→ INSTRUCTIONS TO FOLLOW
Lines in the listing below containing the string "value" are to be identified and copied.

→ RECORDS TO PROCESS
· · · ·

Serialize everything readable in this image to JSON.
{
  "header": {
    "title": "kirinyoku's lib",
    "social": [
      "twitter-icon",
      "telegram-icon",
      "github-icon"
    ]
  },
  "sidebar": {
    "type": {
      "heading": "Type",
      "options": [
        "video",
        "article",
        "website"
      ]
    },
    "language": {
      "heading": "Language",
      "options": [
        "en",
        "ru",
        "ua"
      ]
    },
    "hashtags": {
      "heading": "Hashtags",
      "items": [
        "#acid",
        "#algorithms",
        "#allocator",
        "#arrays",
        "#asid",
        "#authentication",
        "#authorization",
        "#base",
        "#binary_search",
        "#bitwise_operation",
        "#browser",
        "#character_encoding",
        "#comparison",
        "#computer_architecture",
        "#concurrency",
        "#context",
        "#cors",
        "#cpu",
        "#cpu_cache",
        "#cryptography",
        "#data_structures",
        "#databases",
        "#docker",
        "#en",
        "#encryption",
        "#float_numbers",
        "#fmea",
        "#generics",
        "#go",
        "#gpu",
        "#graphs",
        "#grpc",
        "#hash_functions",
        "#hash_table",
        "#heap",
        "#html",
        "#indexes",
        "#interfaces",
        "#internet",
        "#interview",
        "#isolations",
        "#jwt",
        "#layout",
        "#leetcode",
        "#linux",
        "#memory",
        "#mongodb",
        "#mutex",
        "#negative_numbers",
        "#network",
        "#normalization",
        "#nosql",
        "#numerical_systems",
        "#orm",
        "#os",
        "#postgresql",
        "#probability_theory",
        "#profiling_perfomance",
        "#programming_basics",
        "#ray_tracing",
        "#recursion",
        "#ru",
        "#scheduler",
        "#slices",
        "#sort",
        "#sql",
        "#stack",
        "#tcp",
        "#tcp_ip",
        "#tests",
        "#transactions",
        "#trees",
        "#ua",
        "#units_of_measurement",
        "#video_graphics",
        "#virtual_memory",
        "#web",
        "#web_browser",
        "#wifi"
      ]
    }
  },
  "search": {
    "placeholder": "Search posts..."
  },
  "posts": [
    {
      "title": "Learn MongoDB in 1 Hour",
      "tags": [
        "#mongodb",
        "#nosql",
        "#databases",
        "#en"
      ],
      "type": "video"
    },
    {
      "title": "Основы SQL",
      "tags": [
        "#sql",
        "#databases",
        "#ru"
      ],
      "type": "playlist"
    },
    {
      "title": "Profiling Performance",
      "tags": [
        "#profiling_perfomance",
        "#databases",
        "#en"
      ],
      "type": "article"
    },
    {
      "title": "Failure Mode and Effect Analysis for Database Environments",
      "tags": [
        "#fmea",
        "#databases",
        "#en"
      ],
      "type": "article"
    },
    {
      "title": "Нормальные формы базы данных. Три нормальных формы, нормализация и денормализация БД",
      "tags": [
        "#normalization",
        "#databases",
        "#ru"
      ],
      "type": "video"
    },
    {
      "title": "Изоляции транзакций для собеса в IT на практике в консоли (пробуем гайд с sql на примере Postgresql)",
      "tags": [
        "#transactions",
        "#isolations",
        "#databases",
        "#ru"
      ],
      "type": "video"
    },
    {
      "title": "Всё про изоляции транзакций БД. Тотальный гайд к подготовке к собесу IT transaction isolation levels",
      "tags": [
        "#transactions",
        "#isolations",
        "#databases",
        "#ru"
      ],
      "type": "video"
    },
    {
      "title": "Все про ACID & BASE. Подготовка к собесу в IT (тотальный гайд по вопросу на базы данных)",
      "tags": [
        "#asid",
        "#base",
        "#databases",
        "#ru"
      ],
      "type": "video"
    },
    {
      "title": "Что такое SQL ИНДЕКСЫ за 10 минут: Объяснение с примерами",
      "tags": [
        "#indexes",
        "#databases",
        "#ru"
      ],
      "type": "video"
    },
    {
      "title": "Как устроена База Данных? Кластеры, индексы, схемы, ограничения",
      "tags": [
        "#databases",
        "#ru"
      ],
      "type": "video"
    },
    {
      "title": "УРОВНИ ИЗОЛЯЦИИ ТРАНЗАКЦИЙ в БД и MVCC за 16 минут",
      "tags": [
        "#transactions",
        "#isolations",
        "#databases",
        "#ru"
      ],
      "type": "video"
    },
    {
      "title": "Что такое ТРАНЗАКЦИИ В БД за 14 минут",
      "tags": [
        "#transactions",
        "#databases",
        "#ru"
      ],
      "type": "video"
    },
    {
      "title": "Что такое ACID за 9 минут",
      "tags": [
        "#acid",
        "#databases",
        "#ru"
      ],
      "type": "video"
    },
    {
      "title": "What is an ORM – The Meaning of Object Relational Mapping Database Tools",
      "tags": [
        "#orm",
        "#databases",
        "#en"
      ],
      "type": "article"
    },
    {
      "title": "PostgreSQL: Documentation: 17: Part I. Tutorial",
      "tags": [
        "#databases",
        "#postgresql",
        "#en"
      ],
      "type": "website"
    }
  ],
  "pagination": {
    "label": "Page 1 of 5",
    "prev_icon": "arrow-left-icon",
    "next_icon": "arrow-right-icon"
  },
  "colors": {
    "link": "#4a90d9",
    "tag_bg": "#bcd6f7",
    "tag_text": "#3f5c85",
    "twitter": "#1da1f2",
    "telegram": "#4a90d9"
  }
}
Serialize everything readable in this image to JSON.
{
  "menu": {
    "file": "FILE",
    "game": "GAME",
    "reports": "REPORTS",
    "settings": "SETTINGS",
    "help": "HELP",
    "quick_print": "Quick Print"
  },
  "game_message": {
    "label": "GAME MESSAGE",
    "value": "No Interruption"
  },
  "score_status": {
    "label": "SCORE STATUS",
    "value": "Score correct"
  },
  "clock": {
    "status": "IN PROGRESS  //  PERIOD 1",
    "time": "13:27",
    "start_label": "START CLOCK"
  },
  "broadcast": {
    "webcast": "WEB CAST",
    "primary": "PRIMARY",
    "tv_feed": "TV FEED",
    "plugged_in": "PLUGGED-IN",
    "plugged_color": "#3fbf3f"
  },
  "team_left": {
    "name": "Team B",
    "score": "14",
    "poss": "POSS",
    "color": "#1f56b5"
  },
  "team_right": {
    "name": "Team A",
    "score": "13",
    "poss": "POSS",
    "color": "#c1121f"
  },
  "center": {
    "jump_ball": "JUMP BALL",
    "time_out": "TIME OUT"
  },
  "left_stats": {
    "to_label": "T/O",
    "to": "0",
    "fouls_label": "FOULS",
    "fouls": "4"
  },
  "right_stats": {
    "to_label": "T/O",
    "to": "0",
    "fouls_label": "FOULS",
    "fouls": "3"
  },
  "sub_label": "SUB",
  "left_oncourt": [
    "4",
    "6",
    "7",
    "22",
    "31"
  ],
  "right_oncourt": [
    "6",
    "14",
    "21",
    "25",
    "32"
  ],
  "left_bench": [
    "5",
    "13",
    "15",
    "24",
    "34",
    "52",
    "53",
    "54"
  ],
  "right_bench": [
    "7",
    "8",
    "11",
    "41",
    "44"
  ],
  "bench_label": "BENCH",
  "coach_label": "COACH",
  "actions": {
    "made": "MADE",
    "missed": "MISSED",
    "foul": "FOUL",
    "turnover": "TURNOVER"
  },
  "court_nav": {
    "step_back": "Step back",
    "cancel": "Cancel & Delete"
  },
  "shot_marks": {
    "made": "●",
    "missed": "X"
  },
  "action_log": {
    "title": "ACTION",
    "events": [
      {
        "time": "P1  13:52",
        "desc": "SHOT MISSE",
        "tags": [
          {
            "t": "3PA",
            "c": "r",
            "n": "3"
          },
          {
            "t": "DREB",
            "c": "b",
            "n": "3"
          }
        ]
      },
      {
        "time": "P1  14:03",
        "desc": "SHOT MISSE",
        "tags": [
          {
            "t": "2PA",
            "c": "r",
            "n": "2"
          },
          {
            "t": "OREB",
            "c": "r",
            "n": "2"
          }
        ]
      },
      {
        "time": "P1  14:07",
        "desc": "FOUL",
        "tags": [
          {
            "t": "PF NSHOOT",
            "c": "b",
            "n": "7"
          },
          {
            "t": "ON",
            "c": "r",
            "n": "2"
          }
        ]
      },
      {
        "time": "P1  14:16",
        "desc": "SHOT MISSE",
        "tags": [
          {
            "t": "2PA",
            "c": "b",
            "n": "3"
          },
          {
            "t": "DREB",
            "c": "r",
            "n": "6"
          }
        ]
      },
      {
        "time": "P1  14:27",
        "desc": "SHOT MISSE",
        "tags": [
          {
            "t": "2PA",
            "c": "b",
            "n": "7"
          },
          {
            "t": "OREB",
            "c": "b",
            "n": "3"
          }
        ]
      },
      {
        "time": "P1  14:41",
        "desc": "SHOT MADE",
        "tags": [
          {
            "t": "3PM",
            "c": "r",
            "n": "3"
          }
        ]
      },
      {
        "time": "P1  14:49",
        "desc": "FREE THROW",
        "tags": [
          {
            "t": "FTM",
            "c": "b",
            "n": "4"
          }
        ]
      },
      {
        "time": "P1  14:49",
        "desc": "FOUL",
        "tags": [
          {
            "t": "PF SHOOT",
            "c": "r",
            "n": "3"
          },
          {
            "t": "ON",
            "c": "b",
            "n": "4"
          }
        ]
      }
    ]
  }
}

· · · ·

→ FINISHED EXERCISE
    "value": "No Interruption"
    "value": "Score correct"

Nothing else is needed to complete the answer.